Problem to work on:
Each line of the entries below that holds "author" is needed, copied in full.

Exercise materials:
━━━━━━━━
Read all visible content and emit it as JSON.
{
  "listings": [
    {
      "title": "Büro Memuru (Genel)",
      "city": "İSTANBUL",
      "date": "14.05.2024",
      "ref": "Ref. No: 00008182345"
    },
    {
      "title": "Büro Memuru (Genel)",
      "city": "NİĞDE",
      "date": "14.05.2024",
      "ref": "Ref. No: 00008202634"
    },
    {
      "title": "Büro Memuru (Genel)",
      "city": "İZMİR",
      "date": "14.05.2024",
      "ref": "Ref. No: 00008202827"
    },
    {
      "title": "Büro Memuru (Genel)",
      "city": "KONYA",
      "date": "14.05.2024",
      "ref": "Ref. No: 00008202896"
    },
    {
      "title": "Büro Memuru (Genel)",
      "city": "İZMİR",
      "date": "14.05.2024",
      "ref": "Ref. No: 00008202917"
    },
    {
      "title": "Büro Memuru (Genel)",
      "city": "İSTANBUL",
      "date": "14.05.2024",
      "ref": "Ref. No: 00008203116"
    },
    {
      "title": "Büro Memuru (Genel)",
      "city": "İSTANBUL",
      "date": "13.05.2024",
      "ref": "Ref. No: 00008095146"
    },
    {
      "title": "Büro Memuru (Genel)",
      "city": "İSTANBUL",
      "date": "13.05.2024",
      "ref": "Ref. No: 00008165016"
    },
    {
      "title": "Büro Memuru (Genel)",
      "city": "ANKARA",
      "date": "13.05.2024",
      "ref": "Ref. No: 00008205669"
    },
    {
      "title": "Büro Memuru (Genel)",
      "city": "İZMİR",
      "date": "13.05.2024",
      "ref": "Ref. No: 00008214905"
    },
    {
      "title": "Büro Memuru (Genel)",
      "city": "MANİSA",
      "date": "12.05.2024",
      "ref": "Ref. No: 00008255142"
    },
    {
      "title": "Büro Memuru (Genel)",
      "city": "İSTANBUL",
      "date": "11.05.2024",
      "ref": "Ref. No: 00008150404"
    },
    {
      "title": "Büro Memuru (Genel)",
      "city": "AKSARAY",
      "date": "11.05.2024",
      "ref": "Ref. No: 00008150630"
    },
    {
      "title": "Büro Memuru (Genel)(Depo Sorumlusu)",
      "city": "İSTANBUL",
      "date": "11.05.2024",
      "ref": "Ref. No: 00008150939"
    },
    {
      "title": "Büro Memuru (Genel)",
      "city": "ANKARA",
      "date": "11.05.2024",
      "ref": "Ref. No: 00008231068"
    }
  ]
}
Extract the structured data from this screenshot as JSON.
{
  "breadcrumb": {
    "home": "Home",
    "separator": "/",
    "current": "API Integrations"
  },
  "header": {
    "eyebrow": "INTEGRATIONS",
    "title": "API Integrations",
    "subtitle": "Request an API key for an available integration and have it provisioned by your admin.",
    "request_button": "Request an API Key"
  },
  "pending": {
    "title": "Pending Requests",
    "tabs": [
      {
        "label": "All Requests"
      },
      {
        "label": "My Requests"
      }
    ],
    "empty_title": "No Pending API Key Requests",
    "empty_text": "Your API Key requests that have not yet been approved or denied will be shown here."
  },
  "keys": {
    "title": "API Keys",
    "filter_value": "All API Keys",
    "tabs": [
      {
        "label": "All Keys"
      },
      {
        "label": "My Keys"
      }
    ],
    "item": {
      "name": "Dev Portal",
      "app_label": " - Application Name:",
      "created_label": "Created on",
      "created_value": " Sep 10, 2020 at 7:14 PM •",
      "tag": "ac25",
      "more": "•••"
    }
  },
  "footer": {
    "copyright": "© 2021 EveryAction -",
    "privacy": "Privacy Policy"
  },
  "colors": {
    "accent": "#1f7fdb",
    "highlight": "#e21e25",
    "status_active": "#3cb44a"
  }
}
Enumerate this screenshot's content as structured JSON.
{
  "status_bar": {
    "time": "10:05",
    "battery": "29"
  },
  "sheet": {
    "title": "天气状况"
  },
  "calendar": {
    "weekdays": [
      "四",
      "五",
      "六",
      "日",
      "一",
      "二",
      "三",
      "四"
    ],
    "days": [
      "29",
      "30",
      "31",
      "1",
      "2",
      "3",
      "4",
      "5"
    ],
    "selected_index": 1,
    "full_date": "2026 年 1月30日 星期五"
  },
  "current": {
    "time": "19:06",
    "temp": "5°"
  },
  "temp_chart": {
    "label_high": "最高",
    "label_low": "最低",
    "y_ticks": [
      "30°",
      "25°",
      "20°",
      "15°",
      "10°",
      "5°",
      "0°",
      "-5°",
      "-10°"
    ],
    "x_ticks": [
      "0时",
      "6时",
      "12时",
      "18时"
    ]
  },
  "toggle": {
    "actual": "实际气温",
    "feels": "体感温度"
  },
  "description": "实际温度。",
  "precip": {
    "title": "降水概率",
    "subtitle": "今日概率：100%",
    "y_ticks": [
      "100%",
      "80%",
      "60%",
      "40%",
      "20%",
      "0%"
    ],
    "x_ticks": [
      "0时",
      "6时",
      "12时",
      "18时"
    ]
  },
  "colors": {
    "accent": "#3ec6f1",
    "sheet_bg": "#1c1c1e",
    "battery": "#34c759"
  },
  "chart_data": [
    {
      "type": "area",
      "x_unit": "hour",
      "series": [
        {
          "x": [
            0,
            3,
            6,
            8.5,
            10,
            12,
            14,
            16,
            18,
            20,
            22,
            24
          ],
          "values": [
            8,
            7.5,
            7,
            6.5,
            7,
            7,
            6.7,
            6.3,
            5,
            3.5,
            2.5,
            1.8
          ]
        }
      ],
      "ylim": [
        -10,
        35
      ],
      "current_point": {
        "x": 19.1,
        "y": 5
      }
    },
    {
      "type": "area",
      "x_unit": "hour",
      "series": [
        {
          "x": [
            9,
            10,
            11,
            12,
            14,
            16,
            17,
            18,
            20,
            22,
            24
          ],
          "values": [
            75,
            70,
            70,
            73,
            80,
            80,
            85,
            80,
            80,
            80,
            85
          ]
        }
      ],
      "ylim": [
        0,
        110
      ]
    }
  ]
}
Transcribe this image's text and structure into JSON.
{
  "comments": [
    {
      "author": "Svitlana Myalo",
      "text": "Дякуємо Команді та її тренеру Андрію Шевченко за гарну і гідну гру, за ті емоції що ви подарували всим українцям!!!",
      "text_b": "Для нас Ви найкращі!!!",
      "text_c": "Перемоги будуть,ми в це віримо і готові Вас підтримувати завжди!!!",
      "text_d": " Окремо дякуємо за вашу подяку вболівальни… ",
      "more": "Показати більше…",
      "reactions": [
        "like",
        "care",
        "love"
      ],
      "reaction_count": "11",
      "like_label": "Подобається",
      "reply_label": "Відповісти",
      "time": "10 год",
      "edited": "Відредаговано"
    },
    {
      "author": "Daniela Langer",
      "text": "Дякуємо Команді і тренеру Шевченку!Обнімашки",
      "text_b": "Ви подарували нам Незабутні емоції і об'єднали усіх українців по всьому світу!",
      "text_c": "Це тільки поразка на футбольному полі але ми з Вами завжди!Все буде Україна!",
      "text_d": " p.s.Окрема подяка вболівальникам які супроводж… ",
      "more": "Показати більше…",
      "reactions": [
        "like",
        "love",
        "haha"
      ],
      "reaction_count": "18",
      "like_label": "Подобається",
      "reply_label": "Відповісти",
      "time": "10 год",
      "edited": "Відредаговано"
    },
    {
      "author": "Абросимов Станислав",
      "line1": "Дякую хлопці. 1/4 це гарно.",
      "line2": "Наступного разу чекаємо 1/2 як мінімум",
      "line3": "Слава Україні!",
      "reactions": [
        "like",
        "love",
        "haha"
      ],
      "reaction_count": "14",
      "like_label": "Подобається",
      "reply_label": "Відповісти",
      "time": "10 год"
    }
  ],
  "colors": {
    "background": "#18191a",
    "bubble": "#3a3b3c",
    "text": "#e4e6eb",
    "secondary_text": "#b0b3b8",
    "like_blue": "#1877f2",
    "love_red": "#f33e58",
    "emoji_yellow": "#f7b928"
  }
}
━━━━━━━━
Result for this task:
      "author": "Svitlana Myalo",
      "author": "Daniela Langer",
      "author": "Абросимов Станислав",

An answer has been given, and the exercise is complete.